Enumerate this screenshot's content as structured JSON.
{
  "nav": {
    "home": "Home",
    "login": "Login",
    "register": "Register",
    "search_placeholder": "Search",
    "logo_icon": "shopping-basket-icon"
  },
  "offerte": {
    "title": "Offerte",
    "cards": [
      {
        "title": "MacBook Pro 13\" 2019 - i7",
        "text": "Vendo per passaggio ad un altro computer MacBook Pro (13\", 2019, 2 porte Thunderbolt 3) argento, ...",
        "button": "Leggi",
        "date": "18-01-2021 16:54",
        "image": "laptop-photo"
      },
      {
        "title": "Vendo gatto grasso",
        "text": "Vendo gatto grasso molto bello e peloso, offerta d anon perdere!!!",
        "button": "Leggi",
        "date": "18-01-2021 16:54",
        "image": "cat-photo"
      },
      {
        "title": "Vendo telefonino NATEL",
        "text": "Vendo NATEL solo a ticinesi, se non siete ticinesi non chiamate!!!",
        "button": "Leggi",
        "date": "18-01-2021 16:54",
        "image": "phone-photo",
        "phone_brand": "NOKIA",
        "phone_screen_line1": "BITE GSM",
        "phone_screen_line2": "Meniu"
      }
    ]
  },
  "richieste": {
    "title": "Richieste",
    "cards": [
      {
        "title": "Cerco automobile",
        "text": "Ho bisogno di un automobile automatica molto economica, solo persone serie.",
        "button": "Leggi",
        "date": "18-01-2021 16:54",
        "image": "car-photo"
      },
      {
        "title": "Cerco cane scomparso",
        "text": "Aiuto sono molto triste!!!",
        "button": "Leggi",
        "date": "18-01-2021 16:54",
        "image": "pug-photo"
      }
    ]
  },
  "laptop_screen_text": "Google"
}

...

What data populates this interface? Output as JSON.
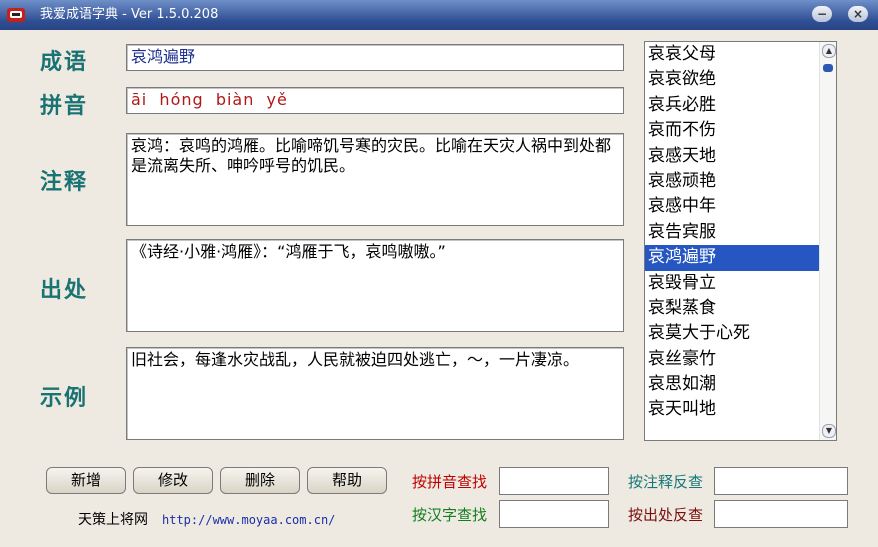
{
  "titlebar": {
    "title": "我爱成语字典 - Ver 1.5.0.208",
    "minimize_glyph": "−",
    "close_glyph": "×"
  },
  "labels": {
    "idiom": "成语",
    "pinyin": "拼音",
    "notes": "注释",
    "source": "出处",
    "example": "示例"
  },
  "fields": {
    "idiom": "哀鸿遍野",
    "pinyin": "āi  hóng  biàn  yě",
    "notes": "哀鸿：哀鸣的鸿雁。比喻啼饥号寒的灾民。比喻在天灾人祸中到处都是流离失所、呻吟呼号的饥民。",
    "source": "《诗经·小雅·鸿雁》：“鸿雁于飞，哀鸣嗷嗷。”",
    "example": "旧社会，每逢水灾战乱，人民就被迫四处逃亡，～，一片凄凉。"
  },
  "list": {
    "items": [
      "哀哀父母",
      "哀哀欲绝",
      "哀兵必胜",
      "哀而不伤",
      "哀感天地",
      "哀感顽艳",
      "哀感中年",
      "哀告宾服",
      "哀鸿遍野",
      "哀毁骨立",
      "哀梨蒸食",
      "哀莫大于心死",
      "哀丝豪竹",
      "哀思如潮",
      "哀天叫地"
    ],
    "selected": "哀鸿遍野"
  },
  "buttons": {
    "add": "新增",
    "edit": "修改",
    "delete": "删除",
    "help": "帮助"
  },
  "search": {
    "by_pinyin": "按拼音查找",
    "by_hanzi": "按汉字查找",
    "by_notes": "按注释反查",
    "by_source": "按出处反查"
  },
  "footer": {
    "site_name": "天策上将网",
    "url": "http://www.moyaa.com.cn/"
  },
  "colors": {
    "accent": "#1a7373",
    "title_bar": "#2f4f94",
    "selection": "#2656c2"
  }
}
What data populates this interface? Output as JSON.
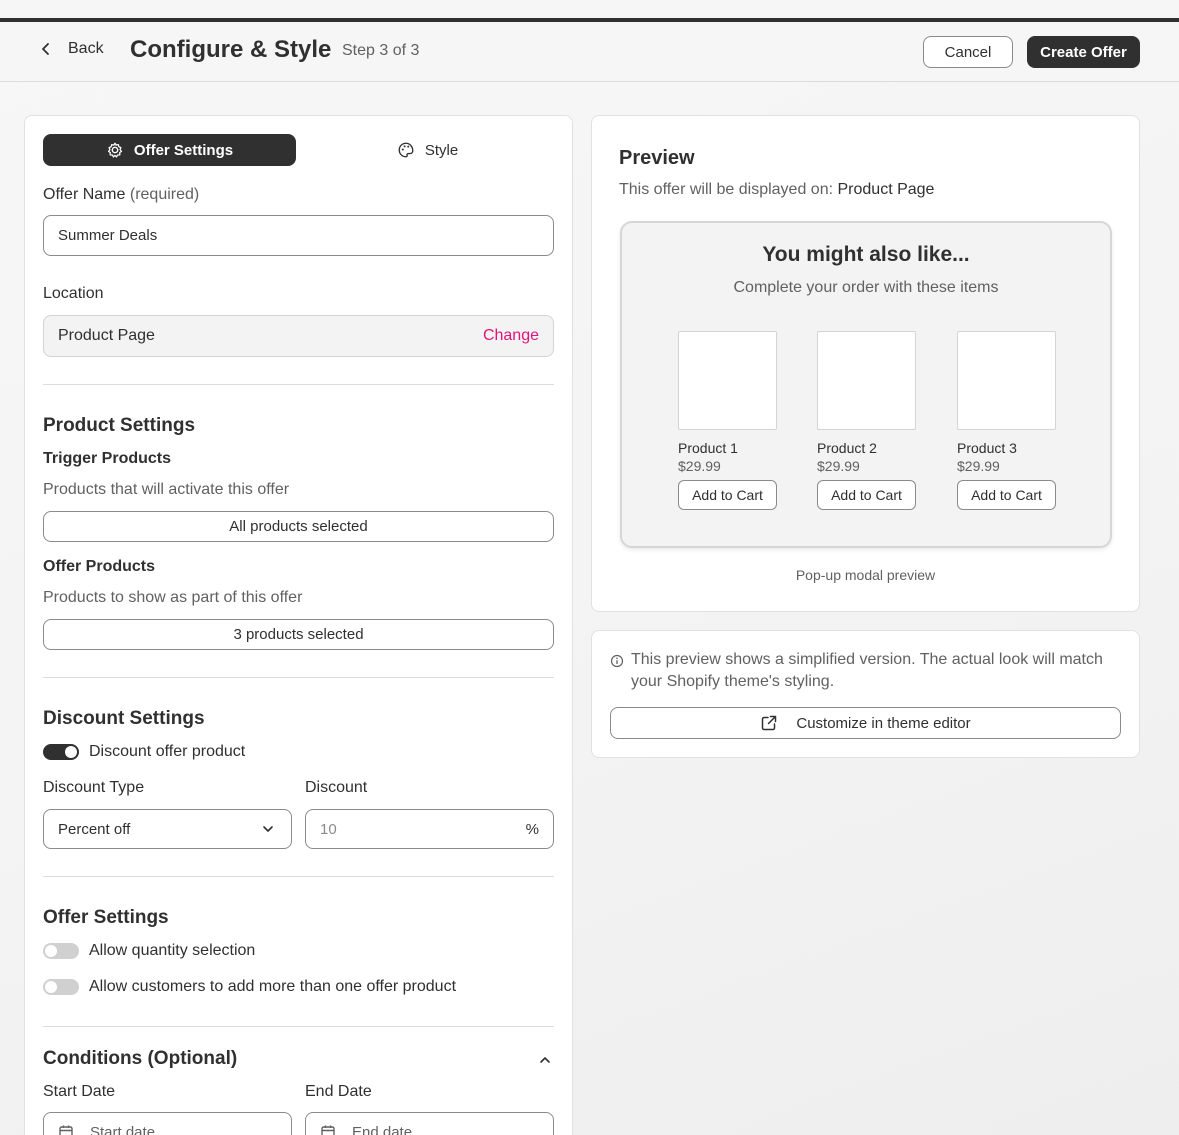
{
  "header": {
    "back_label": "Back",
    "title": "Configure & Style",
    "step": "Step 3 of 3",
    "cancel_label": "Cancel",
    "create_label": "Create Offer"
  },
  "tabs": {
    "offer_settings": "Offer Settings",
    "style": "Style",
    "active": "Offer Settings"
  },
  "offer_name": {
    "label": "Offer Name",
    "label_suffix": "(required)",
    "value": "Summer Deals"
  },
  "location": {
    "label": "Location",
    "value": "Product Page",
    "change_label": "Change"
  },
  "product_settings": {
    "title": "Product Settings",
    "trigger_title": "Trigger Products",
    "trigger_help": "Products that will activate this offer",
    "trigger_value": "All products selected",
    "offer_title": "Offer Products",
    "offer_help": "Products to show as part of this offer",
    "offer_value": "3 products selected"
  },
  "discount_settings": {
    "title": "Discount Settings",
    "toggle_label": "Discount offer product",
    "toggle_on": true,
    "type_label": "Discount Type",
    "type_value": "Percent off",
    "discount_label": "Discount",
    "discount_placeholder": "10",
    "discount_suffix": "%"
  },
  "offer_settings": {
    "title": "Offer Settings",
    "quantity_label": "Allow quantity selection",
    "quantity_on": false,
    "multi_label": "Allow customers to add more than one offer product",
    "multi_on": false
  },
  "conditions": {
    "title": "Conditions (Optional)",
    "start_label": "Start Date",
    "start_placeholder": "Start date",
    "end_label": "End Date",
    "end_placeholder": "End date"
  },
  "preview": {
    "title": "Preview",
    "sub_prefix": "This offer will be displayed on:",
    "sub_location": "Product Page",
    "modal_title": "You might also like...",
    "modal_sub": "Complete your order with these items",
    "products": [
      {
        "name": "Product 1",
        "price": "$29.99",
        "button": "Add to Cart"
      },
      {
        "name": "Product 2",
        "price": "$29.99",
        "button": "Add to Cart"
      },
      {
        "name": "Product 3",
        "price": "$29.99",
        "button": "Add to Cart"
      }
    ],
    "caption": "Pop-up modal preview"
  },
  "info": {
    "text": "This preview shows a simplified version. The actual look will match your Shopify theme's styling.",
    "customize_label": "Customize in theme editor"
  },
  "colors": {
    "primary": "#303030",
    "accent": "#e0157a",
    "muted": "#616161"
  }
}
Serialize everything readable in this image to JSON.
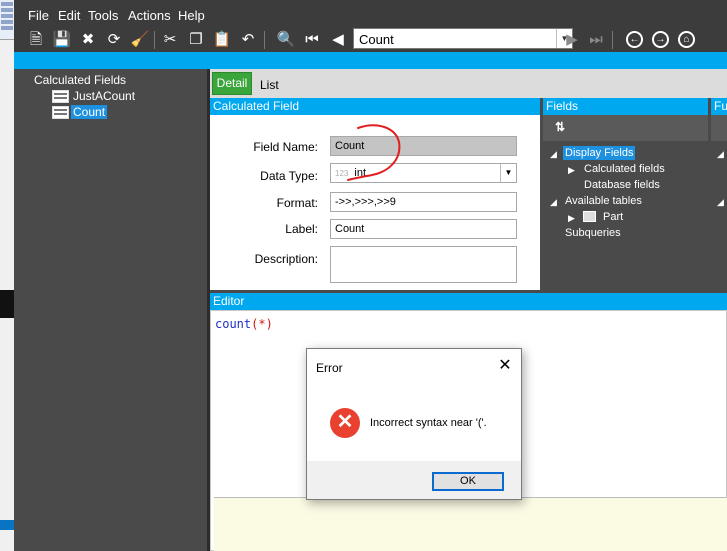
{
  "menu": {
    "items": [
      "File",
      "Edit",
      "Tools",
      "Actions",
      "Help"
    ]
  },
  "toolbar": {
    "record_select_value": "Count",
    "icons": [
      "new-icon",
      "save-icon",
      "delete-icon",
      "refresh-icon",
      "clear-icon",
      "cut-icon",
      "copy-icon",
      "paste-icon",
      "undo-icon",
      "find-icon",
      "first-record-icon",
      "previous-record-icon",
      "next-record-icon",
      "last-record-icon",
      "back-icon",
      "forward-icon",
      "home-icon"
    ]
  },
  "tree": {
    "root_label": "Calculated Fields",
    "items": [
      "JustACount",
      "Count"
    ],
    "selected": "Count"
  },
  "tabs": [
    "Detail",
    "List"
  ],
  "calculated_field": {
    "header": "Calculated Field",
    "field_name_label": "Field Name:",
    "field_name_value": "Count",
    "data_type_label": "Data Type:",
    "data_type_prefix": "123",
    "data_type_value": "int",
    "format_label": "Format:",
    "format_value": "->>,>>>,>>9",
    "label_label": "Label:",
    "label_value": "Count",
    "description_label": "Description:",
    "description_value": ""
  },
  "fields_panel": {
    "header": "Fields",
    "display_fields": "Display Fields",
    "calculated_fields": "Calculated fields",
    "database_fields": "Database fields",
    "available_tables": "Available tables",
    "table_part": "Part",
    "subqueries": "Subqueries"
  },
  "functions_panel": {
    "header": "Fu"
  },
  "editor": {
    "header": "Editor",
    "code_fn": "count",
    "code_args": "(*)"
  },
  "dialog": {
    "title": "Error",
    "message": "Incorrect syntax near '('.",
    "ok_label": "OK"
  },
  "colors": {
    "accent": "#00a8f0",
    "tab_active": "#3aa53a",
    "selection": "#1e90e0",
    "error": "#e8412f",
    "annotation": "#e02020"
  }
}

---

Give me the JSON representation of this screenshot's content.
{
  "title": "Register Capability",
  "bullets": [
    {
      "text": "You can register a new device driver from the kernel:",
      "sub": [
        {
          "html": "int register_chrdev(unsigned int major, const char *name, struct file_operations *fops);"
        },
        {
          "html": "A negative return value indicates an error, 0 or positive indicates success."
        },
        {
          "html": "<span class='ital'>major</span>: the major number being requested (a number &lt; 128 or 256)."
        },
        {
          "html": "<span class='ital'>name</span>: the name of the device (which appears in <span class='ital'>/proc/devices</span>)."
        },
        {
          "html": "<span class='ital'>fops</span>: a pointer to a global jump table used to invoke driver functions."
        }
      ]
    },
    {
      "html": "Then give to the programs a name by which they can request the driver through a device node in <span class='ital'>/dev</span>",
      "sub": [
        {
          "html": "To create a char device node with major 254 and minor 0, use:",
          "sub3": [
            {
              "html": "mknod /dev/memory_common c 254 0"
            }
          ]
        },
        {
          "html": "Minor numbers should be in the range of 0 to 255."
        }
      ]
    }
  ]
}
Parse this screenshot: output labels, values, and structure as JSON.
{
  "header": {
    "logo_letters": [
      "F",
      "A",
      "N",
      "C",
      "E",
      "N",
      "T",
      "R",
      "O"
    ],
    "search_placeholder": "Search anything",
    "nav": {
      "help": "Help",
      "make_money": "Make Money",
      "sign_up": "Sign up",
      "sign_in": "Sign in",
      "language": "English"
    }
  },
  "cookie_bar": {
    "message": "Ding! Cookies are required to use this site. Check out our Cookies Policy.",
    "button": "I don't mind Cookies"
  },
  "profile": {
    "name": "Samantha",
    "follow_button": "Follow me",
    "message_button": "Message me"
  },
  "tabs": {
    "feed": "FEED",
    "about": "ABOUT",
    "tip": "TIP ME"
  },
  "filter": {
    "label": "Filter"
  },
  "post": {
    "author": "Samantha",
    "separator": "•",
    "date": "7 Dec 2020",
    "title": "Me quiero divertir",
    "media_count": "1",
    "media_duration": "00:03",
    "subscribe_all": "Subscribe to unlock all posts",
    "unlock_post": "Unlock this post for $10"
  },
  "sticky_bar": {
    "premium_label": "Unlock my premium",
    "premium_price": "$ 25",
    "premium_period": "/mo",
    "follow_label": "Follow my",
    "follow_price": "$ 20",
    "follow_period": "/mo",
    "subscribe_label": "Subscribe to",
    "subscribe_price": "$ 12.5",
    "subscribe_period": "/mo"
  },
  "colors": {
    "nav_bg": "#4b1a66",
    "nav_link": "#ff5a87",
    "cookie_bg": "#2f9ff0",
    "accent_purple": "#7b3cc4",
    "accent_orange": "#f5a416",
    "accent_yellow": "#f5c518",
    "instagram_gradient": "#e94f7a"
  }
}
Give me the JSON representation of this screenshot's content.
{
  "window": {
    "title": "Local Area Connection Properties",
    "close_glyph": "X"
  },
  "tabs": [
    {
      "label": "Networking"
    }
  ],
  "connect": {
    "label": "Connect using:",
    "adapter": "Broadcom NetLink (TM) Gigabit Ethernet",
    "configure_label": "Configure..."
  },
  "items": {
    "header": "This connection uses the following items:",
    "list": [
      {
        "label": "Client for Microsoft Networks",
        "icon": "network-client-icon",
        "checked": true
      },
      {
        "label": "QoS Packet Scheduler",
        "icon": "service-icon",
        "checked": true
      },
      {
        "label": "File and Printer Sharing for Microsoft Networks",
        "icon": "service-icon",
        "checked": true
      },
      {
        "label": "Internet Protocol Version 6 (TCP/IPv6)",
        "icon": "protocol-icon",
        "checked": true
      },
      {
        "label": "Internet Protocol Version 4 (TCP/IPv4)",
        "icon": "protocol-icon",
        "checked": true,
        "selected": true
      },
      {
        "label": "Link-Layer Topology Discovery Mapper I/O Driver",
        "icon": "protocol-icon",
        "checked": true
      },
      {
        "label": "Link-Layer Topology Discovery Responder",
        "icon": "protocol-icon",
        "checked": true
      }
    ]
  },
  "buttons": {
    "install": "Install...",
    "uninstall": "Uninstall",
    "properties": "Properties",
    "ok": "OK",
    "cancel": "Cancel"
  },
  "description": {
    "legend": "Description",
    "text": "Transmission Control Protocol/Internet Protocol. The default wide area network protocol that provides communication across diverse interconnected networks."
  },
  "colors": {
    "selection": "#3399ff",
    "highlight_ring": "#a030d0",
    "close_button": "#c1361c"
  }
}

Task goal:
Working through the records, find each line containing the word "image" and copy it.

Solution for this task:
        "image": "laptop-photo"
        "image": "cat-photo"
        "image": "phone-photo",
        "image": "car-photo"
        "image": "pug-photo"
Serialize everything readable in this image to JSON.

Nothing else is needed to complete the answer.